Kojo’s Korner

Ok, Peeps. Looks like we have our Provost’s attention. How you doin’, Kojo! (You said we were on first name basis back at that FDW when you were introduced, so I’m just following your words. I’m on first name basis too, just like Madonna and Bono.)

It also looks like he’s got to check with OIT about dem settings on his blog. (Makes me wonder if his academic voice is being screened. If so, I’m very concerned.) Since this here blog has no pre-screen settings and we appear to gather at this Lounge with frequency (duh!), I thought I’d introduce a post called Kojo‘s Korner to discuss matters that he can assist us with. I ain’t runnin’ it as a regular post and if any other author feels the need to run the post before I do, for whatever reason, have at it. (I felt so PhiloDave when I wrote that!
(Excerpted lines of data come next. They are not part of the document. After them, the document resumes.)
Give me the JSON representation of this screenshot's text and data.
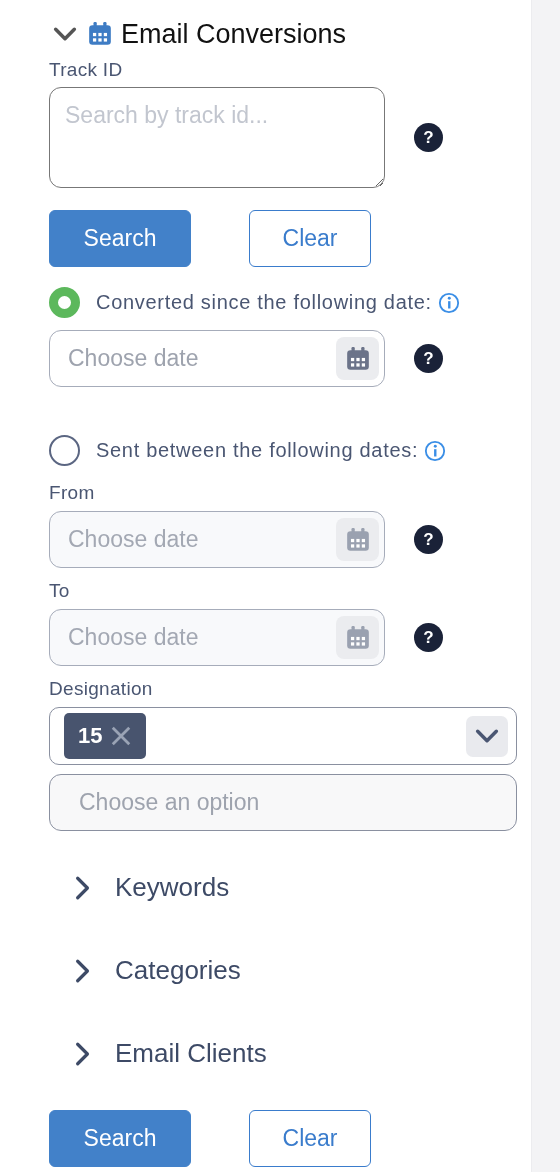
{
  "section": {
    "title": "Email Conversions",
    "expanded": true
  },
  "track_id": {
    "label": "Track ID",
    "placeholder": "Search by track id...",
    "help": "?"
  },
  "track_buttons": [
    {
      "label": "Search",
      "kind": "primary"
    },
    {
      "label": "Clear",
      "kind": "secondary"
    }
  ],
  "date_options": [
    {
      "label": "Converted since the following date:",
      "selected": true,
      "fields": [
        {
          "placeholder": "Choose date",
          "disabled": false,
          "help": "?"
        }
      ]
    },
    {
      "label": "Sent between the following dates:",
      "selected": false,
      "fields": [
        {
          "label": "From",
          "placeholder": "Choose date",
          "disabled": true,
          "help": "?"
        },
        {
          "label": "To",
          "placeholder": "Choose date",
          "disabled": true,
          "help": "?"
        }
      ]
    }
  ],
  "designation": {
    "label": "Designation",
    "tags": [
      "15"
    ],
    "placeholder": "Choose an option"
  },
  "filters": [
    {
      "title": "Keywords",
      "expanded": false
    },
    {
      "title": "Categories",
      "expanded": false
    },
    {
      "title": "Email Clients",
      "expanded": false
    }
  ],
  "buttons": [
    {
      "label": "Search",
      "kind": "primary"
    },
    {
      "label": "Clear",
      "kind": "secondary"
    }
  ]
}
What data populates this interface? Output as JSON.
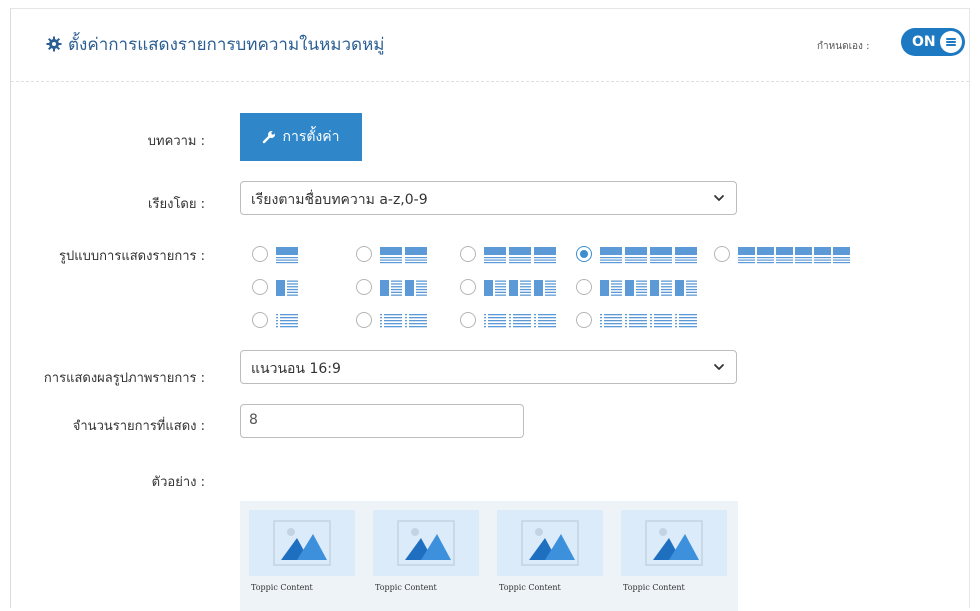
{
  "header": {
    "title": "ตั้งค่าการแสดงรายการบทความในหมวดหมู่",
    "toggle_label": "กำหนดเอง :",
    "toggle_state": "ON"
  },
  "fields": {
    "article_label": "บทความ :",
    "settings_button": "การตั้งค่า",
    "sort_label": "เรียงโดย :",
    "sort_value": "เรียงตามชื่อบทความ a-z,0-9",
    "layout_label": "รูปแบบการแสดงรายการ :",
    "image_label": "การแสดงผลรูปภาพรายการ :",
    "image_value": "แนวนอน 16:9",
    "count_label": "จำนวนรายการที่แสดง :",
    "count_value": "8",
    "preview_label": "ตัวอย่าง :"
  },
  "layout_options": {
    "selected": "grid-4",
    "rows": [
      [
        "grid-1",
        "grid-2",
        "grid-3",
        "grid-4",
        "grid-6"
      ],
      [
        "media-1",
        "media-2",
        "media-3",
        "media-4"
      ],
      [
        "list-1",
        "list-2",
        "list-3",
        "list-4"
      ]
    ]
  },
  "preview": {
    "items": [
      "Toppic Content",
      "Toppic Content",
      "Toppic Content",
      "Toppic Content"
    ]
  },
  "colors": {
    "accent": "#2f86c9",
    "title": "#2b5f93",
    "layout_fill": "#5b9ad6"
  }
}
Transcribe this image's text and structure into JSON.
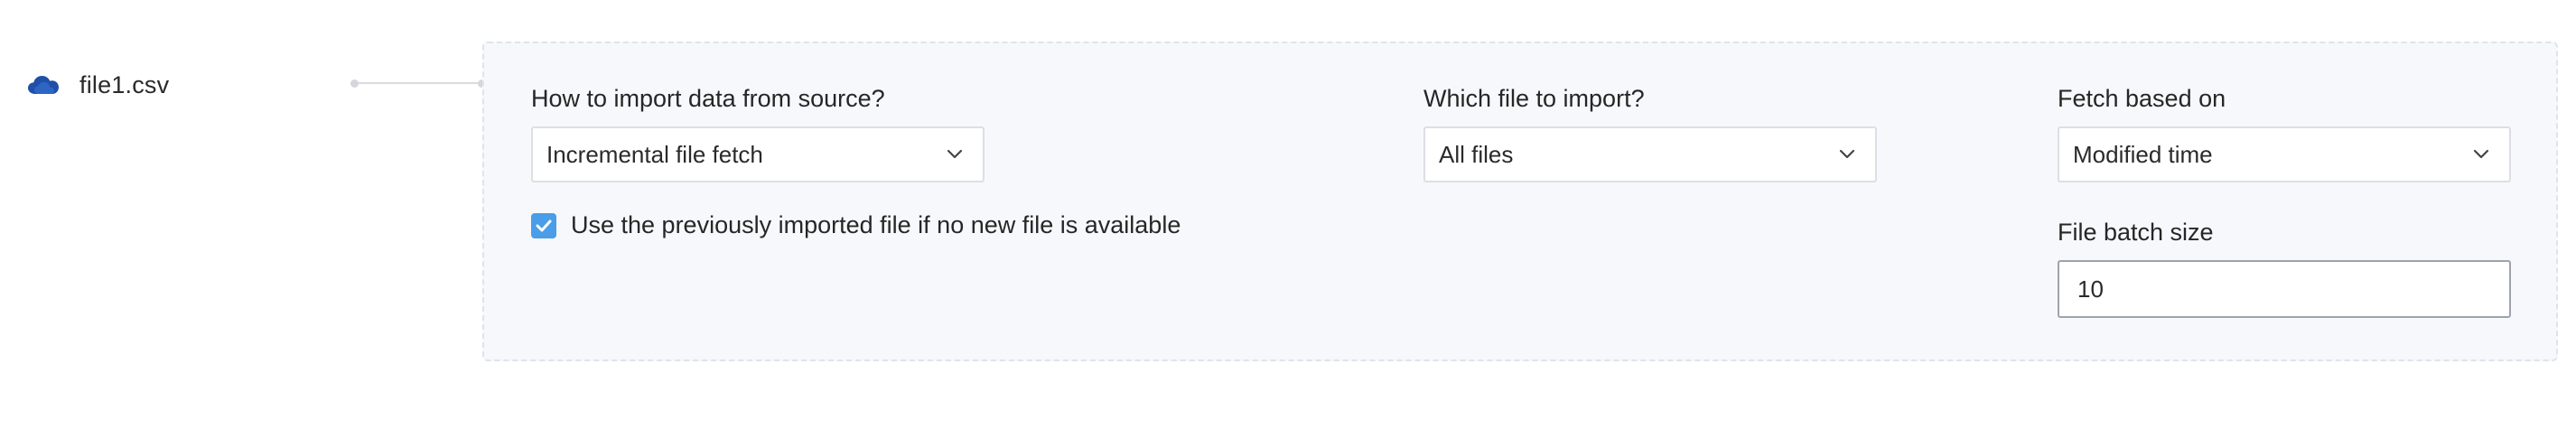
{
  "file": {
    "icon": "cloud-icon",
    "name": "file1.csv"
  },
  "import_settings": {
    "import_method": {
      "label": "How to import data from source?",
      "selected": "Incremental file fetch"
    },
    "use_previous_file": {
      "label": "Use the previously imported file if no new file is available",
      "checked": true
    },
    "file_to_import": {
      "label": "Which file to import?",
      "selected": "All files"
    },
    "fetch_based_on": {
      "label": "Fetch based on",
      "selected": "Modified time"
    },
    "file_batch_size": {
      "label": "File batch size",
      "value": "10"
    }
  },
  "colors": {
    "cloud_icon": "#1f4fa8",
    "checkbox_accent": "#4a9de8",
    "panel_background": "#f7f8fb"
  }
}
Stop! Don’t think that! He be him and I be me. I only wrote that ’cause I like phD’s sense of community, which is more than I can say for our district leaders!)

So here is the first official Kojo Korner post. Feel free to share what you think is of major academic concern. He is ‘The Academic Voice’, right?

Toss a question out to Kojo. Let’s see if he comes back to reply. Maybe run contest to see how long it takes to get a reply? (Just kiddin’, Kojo. I told ya I know how busy you are, and for good reasons.)

OK. Let me start this here thang with a question:

Dear Kojo, why would you need to check with OIT about fixin’ them settings on your academic blog? Are you told what you can say? Do your posts have to be approved at the District level? Does District suggest/recommend/persuade/lobby your posts? I thought your post was independent of District’s clutches?

Academic Freedom in the courts

check it out

A federal judge on Wednesday rejected a lawsuit against the University of Minnesota over the website of one of its centers — and the right of that center to deem another website “unreliable.”

At one level the suit focused on history and the dispute over why so many Armenians were killed during World War I. But more broadly, the case involved two competing claims of academic freedom.

From Inside Higher Ed.